[Records from a data source]
=====
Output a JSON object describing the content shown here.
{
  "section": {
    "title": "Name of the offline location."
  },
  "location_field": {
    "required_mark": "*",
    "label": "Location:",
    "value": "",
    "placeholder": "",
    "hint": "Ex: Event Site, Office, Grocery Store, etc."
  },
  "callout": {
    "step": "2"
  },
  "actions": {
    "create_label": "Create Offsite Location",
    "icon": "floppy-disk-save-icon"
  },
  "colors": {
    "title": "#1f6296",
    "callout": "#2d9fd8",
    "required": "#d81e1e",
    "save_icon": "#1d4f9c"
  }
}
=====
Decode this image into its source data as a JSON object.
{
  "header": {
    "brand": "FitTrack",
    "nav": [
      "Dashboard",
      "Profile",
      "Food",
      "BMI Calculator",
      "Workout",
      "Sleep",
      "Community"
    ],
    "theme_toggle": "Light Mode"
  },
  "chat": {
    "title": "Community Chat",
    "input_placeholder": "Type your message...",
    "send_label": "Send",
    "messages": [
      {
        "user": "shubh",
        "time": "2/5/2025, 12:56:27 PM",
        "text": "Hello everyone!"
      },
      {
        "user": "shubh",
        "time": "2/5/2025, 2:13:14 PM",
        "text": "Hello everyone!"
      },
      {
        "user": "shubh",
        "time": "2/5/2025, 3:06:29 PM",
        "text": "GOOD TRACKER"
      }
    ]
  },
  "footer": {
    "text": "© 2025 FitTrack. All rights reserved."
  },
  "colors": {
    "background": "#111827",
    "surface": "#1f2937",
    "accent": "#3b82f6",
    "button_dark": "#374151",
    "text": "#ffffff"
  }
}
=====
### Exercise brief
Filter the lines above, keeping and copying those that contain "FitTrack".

### Response area
    "brand": "FitTrack",
    "text": "© 2025 FitTrack. All rights reserved."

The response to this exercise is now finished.